# [EXERCISE AIM]
If a line in the data contains "number", copy it out.

# [Items from a dataset]

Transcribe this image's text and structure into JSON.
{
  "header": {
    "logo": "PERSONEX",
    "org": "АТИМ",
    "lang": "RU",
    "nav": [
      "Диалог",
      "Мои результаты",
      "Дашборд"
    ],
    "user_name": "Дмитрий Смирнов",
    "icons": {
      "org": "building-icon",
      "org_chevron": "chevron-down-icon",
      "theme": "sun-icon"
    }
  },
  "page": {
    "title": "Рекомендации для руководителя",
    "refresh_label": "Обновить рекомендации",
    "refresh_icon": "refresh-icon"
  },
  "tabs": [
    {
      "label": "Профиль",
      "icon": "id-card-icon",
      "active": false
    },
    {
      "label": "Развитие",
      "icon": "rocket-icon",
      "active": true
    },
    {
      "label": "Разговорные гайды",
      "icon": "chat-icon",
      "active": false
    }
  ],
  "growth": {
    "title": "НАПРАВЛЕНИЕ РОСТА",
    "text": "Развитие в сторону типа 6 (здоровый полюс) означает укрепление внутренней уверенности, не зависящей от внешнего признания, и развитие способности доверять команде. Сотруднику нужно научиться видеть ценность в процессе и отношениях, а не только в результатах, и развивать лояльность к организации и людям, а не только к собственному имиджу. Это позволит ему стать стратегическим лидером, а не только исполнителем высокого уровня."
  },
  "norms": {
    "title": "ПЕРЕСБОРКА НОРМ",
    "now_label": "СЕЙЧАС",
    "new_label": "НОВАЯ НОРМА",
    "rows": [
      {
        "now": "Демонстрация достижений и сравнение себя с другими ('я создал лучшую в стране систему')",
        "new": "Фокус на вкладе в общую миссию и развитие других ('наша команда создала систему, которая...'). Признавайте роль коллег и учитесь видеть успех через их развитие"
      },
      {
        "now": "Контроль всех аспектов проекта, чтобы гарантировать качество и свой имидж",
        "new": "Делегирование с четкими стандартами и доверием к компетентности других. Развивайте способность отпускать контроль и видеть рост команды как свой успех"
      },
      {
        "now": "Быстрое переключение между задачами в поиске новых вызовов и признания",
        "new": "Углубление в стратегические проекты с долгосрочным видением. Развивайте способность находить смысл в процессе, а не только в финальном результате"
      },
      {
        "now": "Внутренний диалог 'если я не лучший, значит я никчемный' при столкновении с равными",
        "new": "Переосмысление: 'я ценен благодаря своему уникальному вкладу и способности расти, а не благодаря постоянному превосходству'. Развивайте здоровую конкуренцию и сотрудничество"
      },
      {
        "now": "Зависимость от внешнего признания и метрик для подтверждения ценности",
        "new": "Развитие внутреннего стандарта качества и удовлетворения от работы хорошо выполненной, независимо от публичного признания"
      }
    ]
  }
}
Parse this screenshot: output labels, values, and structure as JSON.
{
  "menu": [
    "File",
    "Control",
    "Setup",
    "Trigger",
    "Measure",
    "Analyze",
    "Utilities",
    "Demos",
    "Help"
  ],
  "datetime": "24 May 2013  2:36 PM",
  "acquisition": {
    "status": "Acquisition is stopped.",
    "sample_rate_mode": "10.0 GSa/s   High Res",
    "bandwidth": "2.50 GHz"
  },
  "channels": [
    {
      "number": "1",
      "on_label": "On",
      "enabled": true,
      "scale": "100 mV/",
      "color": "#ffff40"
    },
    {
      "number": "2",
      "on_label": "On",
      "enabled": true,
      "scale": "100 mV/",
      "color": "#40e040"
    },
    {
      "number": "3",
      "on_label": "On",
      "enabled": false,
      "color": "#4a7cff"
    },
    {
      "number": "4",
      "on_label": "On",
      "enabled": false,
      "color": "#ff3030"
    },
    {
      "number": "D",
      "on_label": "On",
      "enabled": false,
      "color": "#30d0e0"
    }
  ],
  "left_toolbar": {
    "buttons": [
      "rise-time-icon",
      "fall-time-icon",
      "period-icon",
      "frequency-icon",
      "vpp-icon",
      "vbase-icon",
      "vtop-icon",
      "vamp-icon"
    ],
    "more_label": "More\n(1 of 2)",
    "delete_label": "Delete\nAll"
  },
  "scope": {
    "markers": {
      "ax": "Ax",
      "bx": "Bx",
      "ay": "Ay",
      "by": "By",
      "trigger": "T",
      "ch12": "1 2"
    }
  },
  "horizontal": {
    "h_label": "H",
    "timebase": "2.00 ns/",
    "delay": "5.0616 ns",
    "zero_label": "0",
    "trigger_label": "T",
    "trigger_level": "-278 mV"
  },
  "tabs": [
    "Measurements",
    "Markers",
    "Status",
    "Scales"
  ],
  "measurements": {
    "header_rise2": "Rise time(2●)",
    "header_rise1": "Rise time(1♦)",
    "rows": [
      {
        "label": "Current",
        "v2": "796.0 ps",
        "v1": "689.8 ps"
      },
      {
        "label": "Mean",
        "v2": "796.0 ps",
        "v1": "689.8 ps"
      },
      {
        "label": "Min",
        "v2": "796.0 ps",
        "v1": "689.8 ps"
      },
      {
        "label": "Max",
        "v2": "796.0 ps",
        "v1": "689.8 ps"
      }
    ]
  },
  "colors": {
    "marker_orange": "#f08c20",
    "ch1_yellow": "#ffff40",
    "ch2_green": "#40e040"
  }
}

# [THE COMPLETED TASK]
      "number": "1",
      "number": "2",
      "number": "3",
      "number": "4",
      "number": "D",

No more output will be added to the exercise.